IBLesions >2 cm in size or with stromal invasion >1.0 mmb, confined to the vulva or perineum, with negative nodes.
Stage IITumor of any size with extension to adjacent perineal structures (1/3 lower urethra, 1/3 lower vagina, anus) with negative nodes.
Stage IIITumor of any size with or without extension to adjacent perineal structures (1/3 lower urethra, 1/3 lower vagina, anus) with positive inguino-femoral lymph nodes.
IIIA(i) With 1 lymph node metastasis (≥5 mm), or
(ii) 1–2 lymph node metastasis(es) (<5 mm).
IIIB(i) With 2 or more lymph node metastases (≥5 mm), or
(ii) 3 or more lymph node metastases (<5 mm).
IIICWith positive nodes with extracapsular spread.
Stage IVTumor invades other regional (2/3 upper urethra, 2/3 upper vagina), or distant structures.
IVATumor invades any of the following:
(i) upper urethral and/or vaginal mucosa, bladder mucosa, rectal mucosa, or fixed to pelvic bone, or
(ii) fixed or ulcerated inguino-femoral lymph nodes.
IVBAny distant metastasis including pelvic lymph nodes.

aAdapted from FIGO Committee on Gynecologic Oncology.[2]
bThe depth of invasion is defined as the measurement of the tumor from the epithelial-stromal junction of the adjacent most superficial dermal papilla to the deepest point of invasion.

References

  1. Pecorelli S: Revised FIGO staging for carcinoma of the vulva, cervix, and endometrium.

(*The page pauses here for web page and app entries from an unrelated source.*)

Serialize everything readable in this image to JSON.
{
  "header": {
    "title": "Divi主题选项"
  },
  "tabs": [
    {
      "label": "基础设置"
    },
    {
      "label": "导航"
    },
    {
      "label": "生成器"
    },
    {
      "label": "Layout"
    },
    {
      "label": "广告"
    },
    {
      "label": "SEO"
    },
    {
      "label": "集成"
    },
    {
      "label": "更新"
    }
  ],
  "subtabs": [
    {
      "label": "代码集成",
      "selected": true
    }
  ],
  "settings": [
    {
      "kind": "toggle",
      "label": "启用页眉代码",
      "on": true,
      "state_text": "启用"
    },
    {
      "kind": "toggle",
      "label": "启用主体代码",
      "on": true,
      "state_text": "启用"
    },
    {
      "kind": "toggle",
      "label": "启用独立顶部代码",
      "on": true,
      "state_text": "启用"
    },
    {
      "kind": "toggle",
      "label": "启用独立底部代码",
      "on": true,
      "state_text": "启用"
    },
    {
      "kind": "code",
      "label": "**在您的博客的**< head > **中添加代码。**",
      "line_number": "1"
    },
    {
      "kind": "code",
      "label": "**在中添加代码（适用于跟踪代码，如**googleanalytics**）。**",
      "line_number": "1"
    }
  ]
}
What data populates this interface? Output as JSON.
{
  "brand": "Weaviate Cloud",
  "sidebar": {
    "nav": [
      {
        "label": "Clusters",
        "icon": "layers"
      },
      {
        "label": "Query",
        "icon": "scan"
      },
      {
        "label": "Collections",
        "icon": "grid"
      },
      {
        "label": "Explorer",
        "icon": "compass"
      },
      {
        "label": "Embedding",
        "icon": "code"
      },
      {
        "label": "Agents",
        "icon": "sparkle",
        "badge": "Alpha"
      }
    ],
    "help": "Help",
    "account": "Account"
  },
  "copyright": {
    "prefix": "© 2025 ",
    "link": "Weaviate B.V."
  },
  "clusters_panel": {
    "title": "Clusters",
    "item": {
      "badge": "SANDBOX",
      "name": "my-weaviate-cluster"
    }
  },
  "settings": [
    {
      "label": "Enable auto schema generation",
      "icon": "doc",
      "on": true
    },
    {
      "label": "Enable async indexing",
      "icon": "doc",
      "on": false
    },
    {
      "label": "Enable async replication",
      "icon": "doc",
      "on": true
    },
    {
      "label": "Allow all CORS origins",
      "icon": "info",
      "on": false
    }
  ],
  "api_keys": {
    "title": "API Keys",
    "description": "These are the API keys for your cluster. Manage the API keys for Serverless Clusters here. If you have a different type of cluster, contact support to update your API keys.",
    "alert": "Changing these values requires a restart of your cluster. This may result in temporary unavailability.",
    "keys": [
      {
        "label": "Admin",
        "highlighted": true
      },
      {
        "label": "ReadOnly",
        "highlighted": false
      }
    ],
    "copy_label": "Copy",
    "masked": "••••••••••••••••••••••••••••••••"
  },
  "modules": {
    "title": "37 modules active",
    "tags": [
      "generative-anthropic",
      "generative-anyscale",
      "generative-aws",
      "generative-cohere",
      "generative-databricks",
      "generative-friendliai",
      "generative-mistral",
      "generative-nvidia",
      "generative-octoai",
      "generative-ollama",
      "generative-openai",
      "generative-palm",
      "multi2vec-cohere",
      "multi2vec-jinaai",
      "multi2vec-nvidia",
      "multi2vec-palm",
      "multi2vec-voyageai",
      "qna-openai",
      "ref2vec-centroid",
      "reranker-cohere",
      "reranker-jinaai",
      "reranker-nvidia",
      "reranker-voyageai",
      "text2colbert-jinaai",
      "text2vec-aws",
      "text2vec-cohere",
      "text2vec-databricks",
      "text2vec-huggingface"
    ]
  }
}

Int J Gynaecol Obstet 105 (2): 103-4, 2009.  [PUBMED Abstract]